**What you are asked to do:** An exact copy of the entries is needed, with every picture left out.

(Records for the task Opens)

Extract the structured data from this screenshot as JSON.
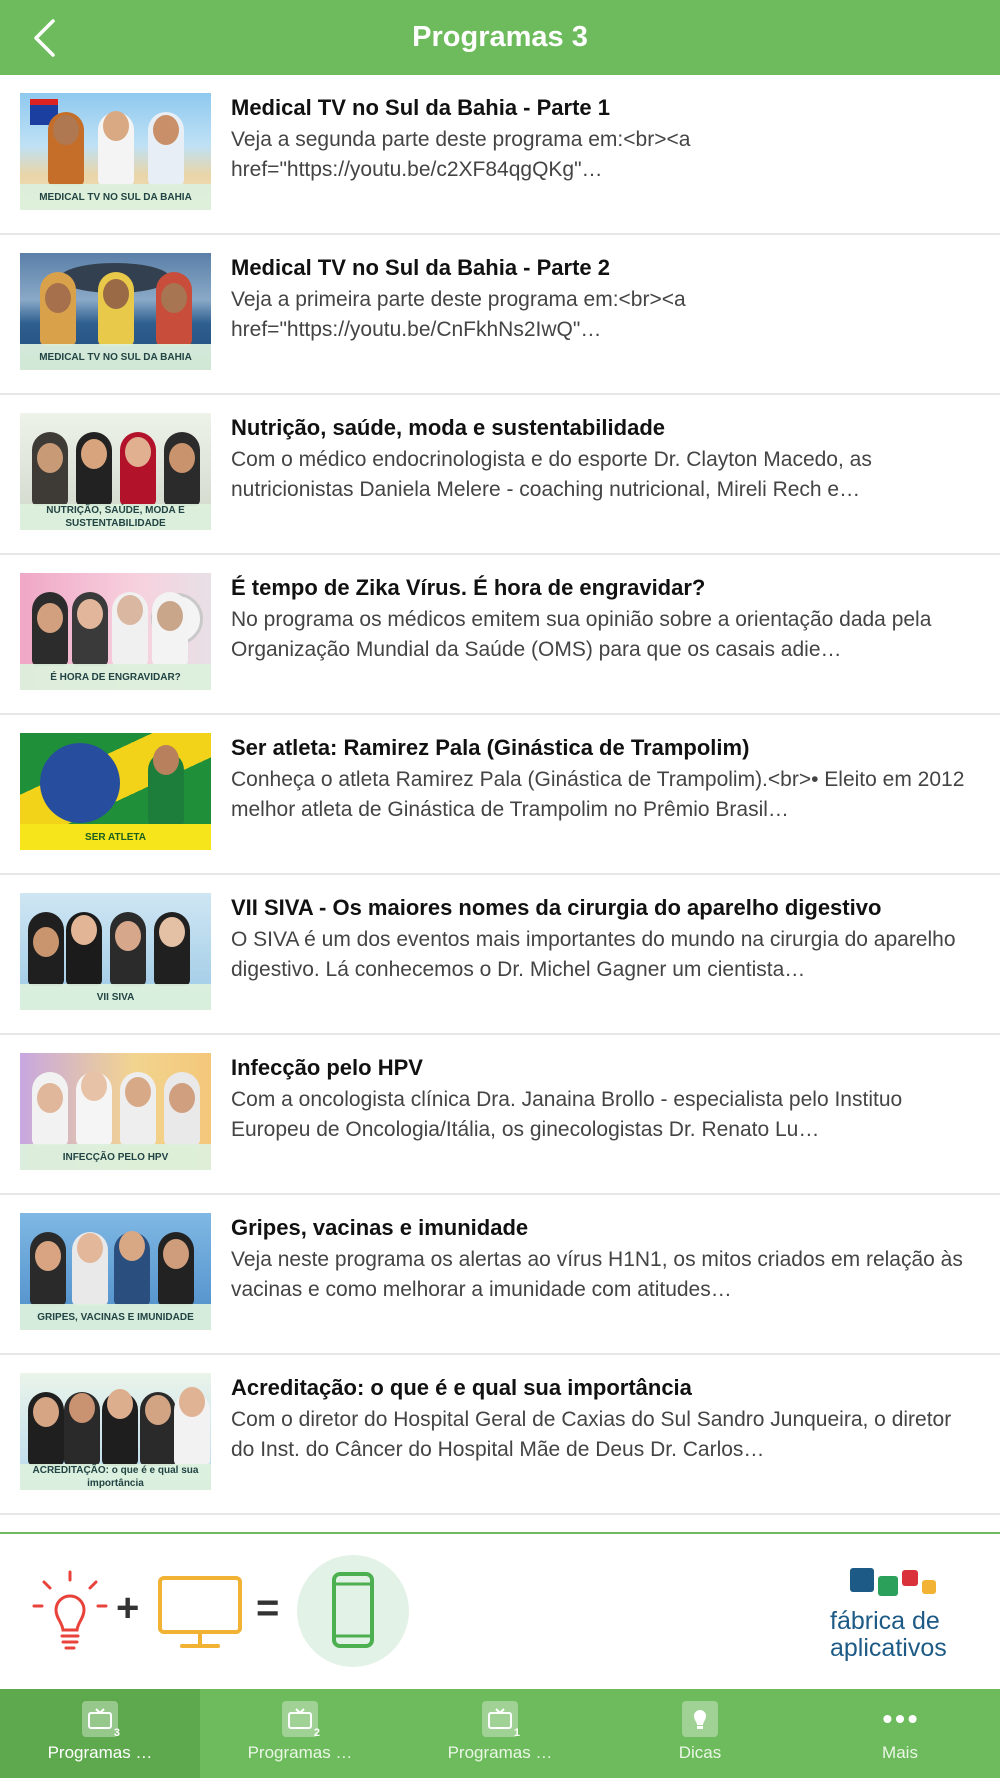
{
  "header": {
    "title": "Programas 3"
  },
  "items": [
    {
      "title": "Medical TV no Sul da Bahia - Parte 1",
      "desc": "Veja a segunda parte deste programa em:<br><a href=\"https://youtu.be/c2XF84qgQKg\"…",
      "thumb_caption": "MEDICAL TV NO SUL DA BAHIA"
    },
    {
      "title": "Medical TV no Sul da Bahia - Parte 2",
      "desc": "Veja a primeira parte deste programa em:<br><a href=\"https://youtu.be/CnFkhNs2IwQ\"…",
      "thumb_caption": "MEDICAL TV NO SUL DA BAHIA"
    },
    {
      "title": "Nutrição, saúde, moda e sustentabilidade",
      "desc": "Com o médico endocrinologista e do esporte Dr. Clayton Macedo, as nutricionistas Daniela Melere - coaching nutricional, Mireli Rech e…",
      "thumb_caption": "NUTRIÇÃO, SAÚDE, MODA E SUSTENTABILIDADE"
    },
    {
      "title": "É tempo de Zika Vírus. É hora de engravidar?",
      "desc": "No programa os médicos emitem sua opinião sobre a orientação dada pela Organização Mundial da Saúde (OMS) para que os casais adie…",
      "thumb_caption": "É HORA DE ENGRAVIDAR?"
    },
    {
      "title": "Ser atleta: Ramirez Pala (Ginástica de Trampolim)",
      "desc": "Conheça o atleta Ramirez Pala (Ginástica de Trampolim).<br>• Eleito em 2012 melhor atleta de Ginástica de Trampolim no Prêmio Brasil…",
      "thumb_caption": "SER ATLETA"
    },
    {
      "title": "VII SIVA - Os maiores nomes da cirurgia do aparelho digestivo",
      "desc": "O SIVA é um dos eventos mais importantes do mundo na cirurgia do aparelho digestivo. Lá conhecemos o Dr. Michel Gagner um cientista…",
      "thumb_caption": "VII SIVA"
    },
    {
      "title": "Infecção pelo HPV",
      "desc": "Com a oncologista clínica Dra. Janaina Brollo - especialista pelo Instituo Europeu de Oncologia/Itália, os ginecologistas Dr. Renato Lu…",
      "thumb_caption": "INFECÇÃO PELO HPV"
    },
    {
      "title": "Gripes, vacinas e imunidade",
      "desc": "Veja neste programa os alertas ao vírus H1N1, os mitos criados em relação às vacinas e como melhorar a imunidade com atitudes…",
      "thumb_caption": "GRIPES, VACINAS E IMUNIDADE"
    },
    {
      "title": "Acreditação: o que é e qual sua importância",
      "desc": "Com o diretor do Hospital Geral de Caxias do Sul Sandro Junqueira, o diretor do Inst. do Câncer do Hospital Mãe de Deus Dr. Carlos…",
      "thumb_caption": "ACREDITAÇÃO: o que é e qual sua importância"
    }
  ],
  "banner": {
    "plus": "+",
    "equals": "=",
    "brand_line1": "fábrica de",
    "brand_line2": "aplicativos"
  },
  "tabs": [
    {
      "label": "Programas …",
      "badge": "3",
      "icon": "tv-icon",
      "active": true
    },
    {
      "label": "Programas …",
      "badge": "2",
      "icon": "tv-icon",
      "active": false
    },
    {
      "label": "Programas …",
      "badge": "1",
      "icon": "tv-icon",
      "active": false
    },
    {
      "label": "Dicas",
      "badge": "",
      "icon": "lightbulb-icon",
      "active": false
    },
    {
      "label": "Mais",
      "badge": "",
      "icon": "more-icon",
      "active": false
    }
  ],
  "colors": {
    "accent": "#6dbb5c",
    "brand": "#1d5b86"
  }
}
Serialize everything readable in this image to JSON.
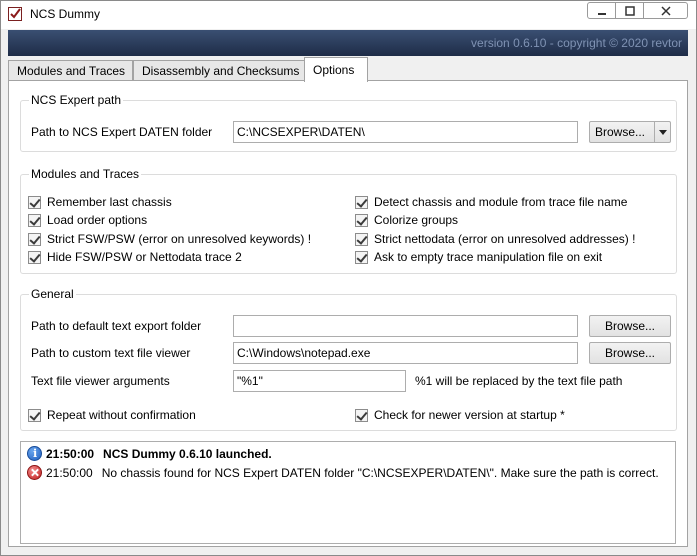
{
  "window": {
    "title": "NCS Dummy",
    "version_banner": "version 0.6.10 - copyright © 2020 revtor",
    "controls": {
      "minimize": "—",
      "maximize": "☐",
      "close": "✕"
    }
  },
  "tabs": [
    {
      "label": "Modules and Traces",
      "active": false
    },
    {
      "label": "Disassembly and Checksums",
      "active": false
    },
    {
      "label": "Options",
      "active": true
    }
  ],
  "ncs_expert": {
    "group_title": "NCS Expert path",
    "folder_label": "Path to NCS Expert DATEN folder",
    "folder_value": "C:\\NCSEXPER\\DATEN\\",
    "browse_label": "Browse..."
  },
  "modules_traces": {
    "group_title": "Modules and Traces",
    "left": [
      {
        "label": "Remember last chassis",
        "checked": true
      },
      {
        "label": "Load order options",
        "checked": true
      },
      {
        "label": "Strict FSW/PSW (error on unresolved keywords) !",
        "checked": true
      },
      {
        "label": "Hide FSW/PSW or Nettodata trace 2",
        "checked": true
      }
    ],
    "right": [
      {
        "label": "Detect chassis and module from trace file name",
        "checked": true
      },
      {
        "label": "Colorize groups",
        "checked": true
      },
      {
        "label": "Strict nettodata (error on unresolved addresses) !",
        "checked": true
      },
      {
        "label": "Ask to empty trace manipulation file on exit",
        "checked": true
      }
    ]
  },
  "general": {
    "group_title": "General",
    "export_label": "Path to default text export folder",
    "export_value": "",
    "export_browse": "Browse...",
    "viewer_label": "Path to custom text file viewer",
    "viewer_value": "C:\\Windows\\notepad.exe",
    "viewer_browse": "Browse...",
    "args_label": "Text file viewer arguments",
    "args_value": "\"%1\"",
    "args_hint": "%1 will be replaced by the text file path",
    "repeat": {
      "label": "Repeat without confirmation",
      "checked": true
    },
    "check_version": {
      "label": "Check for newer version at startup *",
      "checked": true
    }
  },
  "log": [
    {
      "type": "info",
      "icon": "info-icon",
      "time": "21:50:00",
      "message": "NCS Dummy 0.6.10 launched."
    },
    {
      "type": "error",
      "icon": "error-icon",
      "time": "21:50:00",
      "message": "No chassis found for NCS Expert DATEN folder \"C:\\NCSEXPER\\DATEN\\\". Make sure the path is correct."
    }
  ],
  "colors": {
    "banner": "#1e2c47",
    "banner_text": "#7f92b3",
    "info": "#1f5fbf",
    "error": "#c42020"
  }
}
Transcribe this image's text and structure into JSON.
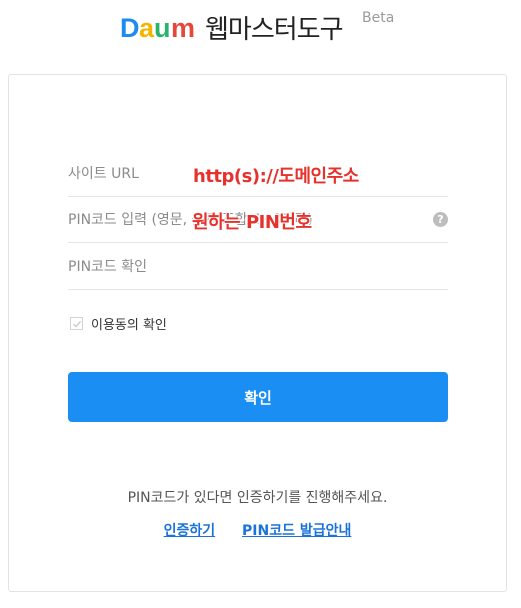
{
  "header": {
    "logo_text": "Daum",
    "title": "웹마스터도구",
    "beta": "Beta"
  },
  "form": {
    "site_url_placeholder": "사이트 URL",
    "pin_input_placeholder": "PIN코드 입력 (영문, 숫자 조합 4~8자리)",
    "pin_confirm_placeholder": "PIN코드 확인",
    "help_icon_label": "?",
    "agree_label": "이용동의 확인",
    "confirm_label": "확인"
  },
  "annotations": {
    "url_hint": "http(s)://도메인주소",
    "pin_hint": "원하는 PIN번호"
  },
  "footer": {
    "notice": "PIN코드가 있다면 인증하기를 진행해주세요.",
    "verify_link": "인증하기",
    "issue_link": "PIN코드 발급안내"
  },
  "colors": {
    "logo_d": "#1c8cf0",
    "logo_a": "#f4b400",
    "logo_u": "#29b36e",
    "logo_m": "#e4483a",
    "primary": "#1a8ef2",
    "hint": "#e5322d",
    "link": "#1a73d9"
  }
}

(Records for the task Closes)

**Exercise result:**
Extract the structured data from this screenshot as JSON.
{
  "header": {
    "title": "Programas 3"
  },
  "items": [
    {
      "title": "Medical TV no Sul da Bahia - Parte 1",
      "desc": "Veja a segunda parte deste programa em:<br><a href=\"https://youtu.be/c2XF84qgQKg\"…",
      "thumb_caption": "MEDICAL TV NO SUL DA BAHIA"
    },
    {
      "title": "Medical TV no Sul da Bahia - Parte 2",
      "desc": "Veja a primeira parte deste programa em:<br><a href=\"https://youtu.be/CnFkhNs2IwQ\"…",
      "thumb_caption": "MEDICAL TV NO SUL DA BAHIA"
    },
    {
      "title": "Nutrição, saúde, moda e sustentabilidade",
      "desc": "Com o médico endocrinologista e do esporte Dr. Clayton Macedo, as nutricionistas Daniela Melere - coaching nutricional, Mireli Rech e…",
      "thumb_caption": "NUTRIÇÃO, SAÚDE, MODA E SUSTENTABILIDADE"
    },
    {
      "title": "É tempo de Zika Vírus. É hora de engravidar?",
      "desc": "No programa os médicos emitem sua opinião sobre a orientação dada pela Organização Mundial da Saúde (OMS) para que os casais adie…",
      "thumb_caption": "É HORA DE ENGRAVIDAR?"
    },
    {
      "title": "Ser atleta: Ramirez Pala (Ginástica de Trampolim)",
      "desc": "Conheça o atleta Ramirez Pala (Ginástica de Trampolim).<br>• Eleito em 2012 melhor atleta de Ginástica de Trampolim no Prêmio Brasil…",
      "thumb_caption": "SER ATLETA"
    },
    {
      "title": "VII SIVA - Os maiores nomes da cirurgia do aparelho digestivo",
      "desc": "O SIVA é um dos eventos mais importantes do mundo na cirurgia do aparelho digestivo. Lá conhecemos o Dr. Michel Gagner um cientista…",
      "thumb_caption": "VII SIVA"
    },
    {
      "title": "Infecção pelo HPV",
      "desc": "Com a oncologista clínica Dra. Janaina Brollo - especialista pelo Instituo Europeu de Oncologia/Itália, os ginecologistas Dr. Renato Lu…",
      "thumb_caption": "INFECÇÃO PELO HPV"
    },
    {
      "title": "Gripes, vacinas e imunidade",
      "desc": "Veja neste programa os alertas ao vírus H1N1, os mitos criados em relação às vacinas e como melhorar a imunidade com atitudes…",
      "thumb_caption": "GRIPES, VACINAS E IMUNIDADE"
    },
    {
      "title": "Acreditação: o que é e qual sua importância",
      "desc": "Com o diretor do Hospital Geral de Caxias do Sul Sandro Junqueira, o diretor do Inst. do Câncer do Hospital Mãe de Deus Dr. Carlos…",
      "thumb_caption": "ACREDITAÇÃO: o que é e qual sua importância"
    }
  ],
  "banner": {
    "plus": "+",
    "equals": "=",
    "brand_line1": "fábrica de",
    "brand_line2": "aplicativos"
  },
  "tabs": [
    {
      "label": "Programas …",
      "badge": "3",
      "icon": "tv-icon",
      "active": true
    },
    {
      "label": "Programas …",
      "badge": "2",
      "icon": "tv-icon",
      "active": false
    },
    {
      "label": "Programas …",
      "badge": "1",
      "icon": "tv-icon",
      "active": false
    },
    {
      "label": "Dicas",
      "badge": "",
      "icon": "lightbulb-icon",
      "active": false
    },
    {
      "label": "Mais",
      "badge": "",
      "icon": "more-icon",
      "active": false
    }
  ],
  "colors": {
    "accent": "#6dbb5c",
    "brand": "#1d5b86"
  }
}
Serialize everything readable in this image to JSON.
{
  "window": {
    "title": "NCS Dummy",
    "version_banner": "version 0.6.10 - copyright © 2020 revtor",
    "controls": {
      "minimize": "—",
      "maximize": "☐",
      "close": "✕"
    }
  },
  "tabs": [
    {
      "label": "Modules and Traces",
      "active": false
    },
    {
      "label": "Disassembly and Checksums",
      "active": false
    },
    {
      "label": "Options",
      "active": true
    }
  ],
  "ncs_expert": {
    "group_title": "NCS Expert path",
    "folder_label": "Path to NCS Expert DATEN folder",
    "folder_value": "C:\\NCSEXPER\\DATEN\\",
    "browse_label": "Browse..."
  },
  "modules_traces": {
    "group_title": "Modules and Traces",
    "left": [
      {
        "label": "Remember last chassis",
        "checked": true
      },
      {
        "label": "Load order options",
        "checked": true
      },
      {
        "label": "Strict FSW/PSW (error on unresolved keywords) !",
        "checked": true
      },
      {
        "label": "Hide FSW/PSW or Nettodata trace 2",
        "checked": true
      }
    ],
    "right": [
      {
        "label": "Detect chassis and module from trace file name",
        "checked": true
      },
      {
        "label": "Colorize groups",
        "checked": true
      },
      {
        "label": "Strict nettodata (error on unresolved addresses) !",
        "checked": true
      },
      {
        "label": "Ask to empty trace manipulation file on exit",
        "checked": true
      }
    ]
  },
  "general": {
    "group_title": "General",
    "export_label": "Path to default text export folder",
    "export_value": "",
    "export_browse": "Browse...",
    "viewer_label": "Path to custom text file viewer",
    "viewer_value": "C:\\Windows\\notepad.exe",
    "viewer_browse": "Browse...",
    "args_label": "Text file viewer arguments",
    "args_value": "\"%1\"",
    "args_hint": "%1 will be replaced by the text file path",
    "repeat": {
      "label": "Repeat without confirmation",
      "checked": true
    },
    "check_version": {
      "label": "Check for newer version at startup *",
      "checked": true
    }
  },
  "log": [
    {
      "type": "info",
      "icon": "info-icon",
      "time": "21:50:00",
      "message": "NCS Dummy 0.6.10 launched."
    },
    {
      "type": "error",
      "icon": "error-icon",
      "time": "21:50:00",
      "message": "No chassis found for NCS Expert DATEN folder \"C:\\NCSEXPER\\DATEN\\\". Make sure the path is correct."
    }
  ],
  "colors": {
    "banner": "#1e2c47",
    "banner_text": "#7f92b3",
    "info": "#1f5fbf",
    "error": "#c42020"
  }
}
Transcribe this image's text and structure into JSON.
{
  "header": {
    "logo_text": "Daum",
    "title": "웹마스터도구",
    "beta": "Beta"
  },
  "form": {
    "site_url_placeholder": "사이트 URL",
    "pin_input_placeholder": "PIN코드 입력 (영문, 숫자 조합 4~8자리)",
    "pin_confirm_placeholder": "PIN코드 확인",
    "help_icon_label": "?",
    "agree_label": "이용동의 확인",
    "confirm_label": "확인"
  },
  "annotations": {
    "url_hint": "http(s)://도메인주소",
    "pin_hint": "원하는 PIN번호"
  },
  "footer": {
    "notice": "PIN코드가 있다면 인증하기를 진행해주세요.",
    "verify_link": "인증하기",
    "issue_link": "PIN코드 발급안내"
  },
  "colors": {
    "logo_d": "#1c8cf0",
    "logo_a": "#f4b400",
    "logo_u": "#29b36e",
    "logo_m": "#e4483a",
    "primary": "#1a8ef2",
    "hint": "#e5322d",
    "link": "#1a73d9"
  }
}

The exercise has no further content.